These films are gorgeous in black and white, crisp and clear and thoroughly engrossing. From an historical point of view, they are fascinating in the way they show the mix of modern and traditional in Japan of that time. The men dress in European style, while the women usually still wear kimono. There is strong emotion between the male and female characters but little physical contact. It is extraordinary how Ozu managed to convey so much with just brilliant visual storytelling.
The first film is Walk Cheerfully, Ozu’s first homage to the American crime movie, and tells the story of a gangster who wants to go straight for his good girl. It moves quickly and holds both emotional depth and humor. It was released in 1930.
Next is That Night’s Wife, also from 1930. That is a somewhat confusing title but it is a marvelous story with a very good-looking leading man who looks like a Japanese James Dean more than 20 years before James Dean. He commits a daring robbery, but it turns out that he is no real gangster. The wife of the title is a traditional woman who must act entirely out of character to save her family.

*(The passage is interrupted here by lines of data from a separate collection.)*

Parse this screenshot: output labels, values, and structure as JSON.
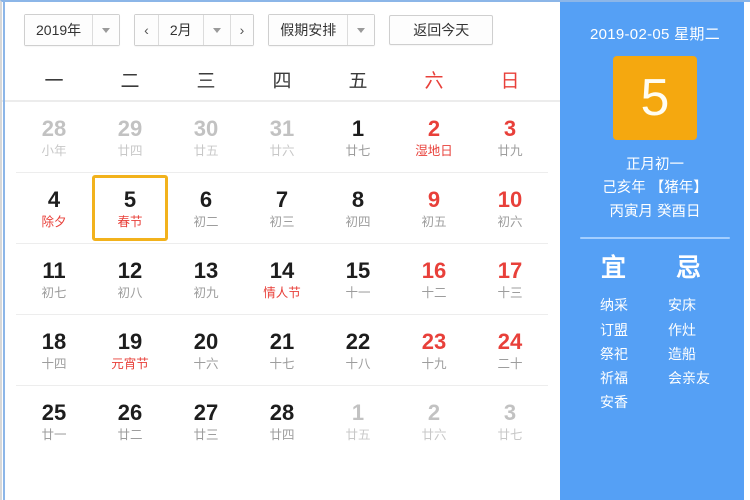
{
  "toolbar": {
    "year_label": "2019年",
    "year_caret": "caret-down-icon",
    "prev_arrow": "‹",
    "month_label": "2月",
    "month_caret": "caret-down-icon",
    "next_arrow": "›",
    "holiday_label": "假期安排",
    "holiday_caret": "caret-down-icon",
    "today_label": "返回今天"
  },
  "weekdays": [
    {
      "label": "一",
      "weekend": false
    },
    {
      "label": "二",
      "weekend": false
    },
    {
      "label": "三",
      "weekend": false
    },
    {
      "label": "四",
      "weekend": false
    },
    {
      "label": "五",
      "weekend": false
    },
    {
      "label": "六",
      "weekend": true
    },
    {
      "label": "日",
      "weekend": true
    }
  ],
  "weeks": [
    [
      {
        "num": "28",
        "sub": "小年",
        "state": "muted"
      },
      {
        "num": "29",
        "sub": "廿四",
        "state": "muted"
      },
      {
        "num": "30",
        "sub": "廿五",
        "state": "muted"
      },
      {
        "num": "31",
        "sub": "廿六",
        "state": "muted"
      },
      {
        "num": "1",
        "sub": "廿七",
        "state": "normal"
      },
      {
        "num": "2",
        "sub": "湿地日",
        "state": "red",
        "sub_red": true
      },
      {
        "num": "3",
        "sub": "廿九",
        "state": "red"
      }
    ],
    [
      {
        "num": "4",
        "sub": "除夕",
        "state": "normal",
        "sub_red": true
      },
      {
        "num": "5",
        "sub": "春节",
        "state": "normal",
        "sub_red": true,
        "selected": true
      },
      {
        "num": "6",
        "sub": "初二",
        "state": "normal"
      },
      {
        "num": "7",
        "sub": "初三",
        "state": "normal"
      },
      {
        "num": "8",
        "sub": "初四",
        "state": "normal"
      },
      {
        "num": "9",
        "sub": "初五",
        "state": "red"
      },
      {
        "num": "10",
        "sub": "初六",
        "state": "red"
      }
    ],
    [
      {
        "num": "11",
        "sub": "初七",
        "state": "normal"
      },
      {
        "num": "12",
        "sub": "初八",
        "state": "normal"
      },
      {
        "num": "13",
        "sub": "初九",
        "state": "normal"
      },
      {
        "num": "14",
        "sub": "情人节",
        "state": "normal",
        "sub_red": true
      },
      {
        "num": "15",
        "sub": "十一",
        "state": "normal"
      },
      {
        "num": "16",
        "sub": "十二",
        "state": "red"
      },
      {
        "num": "17",
        "sub": "十三",
        "state": "red"
      }
    ],
    [
      {
        "num": "18",
        "sub": "十四",
        "state": "normal"
      },
      {
        "num": "19",
        "sub": "元宵节",
        "state": "normal",
        "sub_red": true
      },
      {
        "num": "20",
        "sub": "十六",
        "state": "normal"
      },
      {
        "num": "21",
        "sub": "十七",
        "state": "normal"
      },
      {
        "num": "22",
        "sub": "十八",
        "state": "normal"
      },
      {
        "num": "23",
        "sub": "十九",
        "state": "red"
      },
      {
        "num": "24",
        "sub": "二十",
        "state": "red"
      }
    ],
    [
      {
        "num": "25",
        "sub": "廿一",
        "state": "normal"
      },
      {
        "num": "26",
        "sub": "廿二",
        "state": "normal"
      },
      {
        "num": "27",
        "sub": "廿三",
        "state": "normal"
      },
      {
        "num": "28",
        "sub": "廿四",
        "state": "normal"
      },
      {
        "num": "1",
        "sub": "廿五",
        "state": "muted"
      },
      {
        "num": "2",
        "sub": "廿六",
        "state": "muted"
      },
      {
        "num": "3",
        "sub": "廿七",
        "state": "muted"
      }
    ]
  ],
  "info": {
    "date_line": "2019-02-05 星期二",
    "big_day": "5",
    "lunar_day": "正月初一",
    "lunar_year": "己亥年 【猪年】",
    "lunar_ganzhi": "丙寅月 癸酉日",
    "yi_title": "宜",
    "ji_title": "忌",
    "yi_items": [
      "纳采",
      "订盟",
      "祭祀",
      "祈福",
      "安香"
    ],
    "ji_items": [
      "安床",
      "作灶",
      "造船",
      "会亲友"
    ]
  },
  "colors": {
    "panel_blue": "#55a0f5",
    "accent_orange": "#f5a80f",
    "selected_border": "#f2b21c",
    "weekend_red": "#e8403a",
    "muted_gray": "#c2c2c2"
  }
}
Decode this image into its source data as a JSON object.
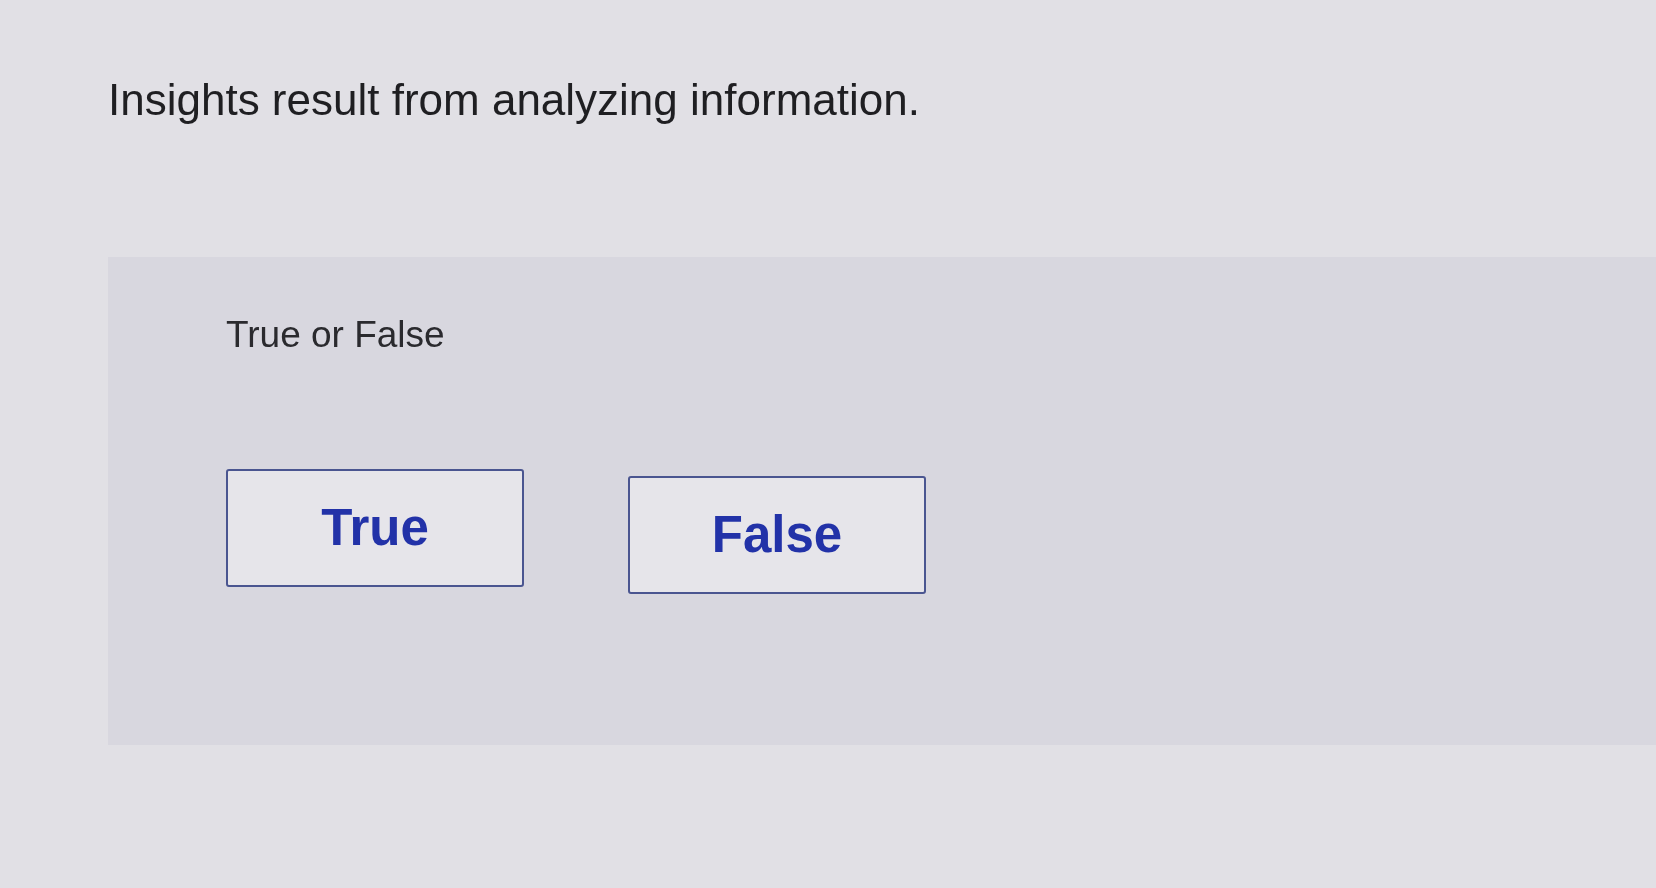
{
  "question": {
    "text": "Insights result from analyzing information."
  },
  "panel": {
    "prompt": "True or False",
    "options": [
      {
        "label": "True",
        "selected": false
      },
      {
        "label": "False",
        "selected": false
      }
    ]
  }
}
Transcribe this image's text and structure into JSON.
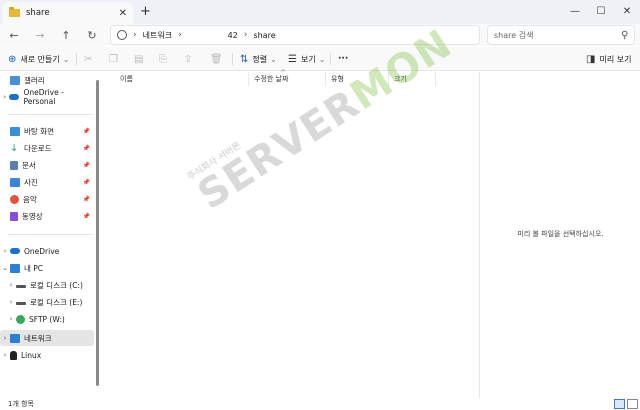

The last film was shot in 1933. It is Dragnet Girl and concerns a love triangle between a gangster, the sweet sister of a younger hoodlum, and the gangster’s long-suffering moll, Kazuko. It is a stunning film from this master of the genre.
All three of these films are effortlessly cool, smooth flowing, and tell their stories with no excess and yet no sense of hurrying. They each run between an hour and an hour and fifteen minutes, and that is all they need to deliver stories that cross cultural boundaries and hold up exceptionally well after more than eight decades.[amazon template=iframe image&asin=B00SC8KU2U]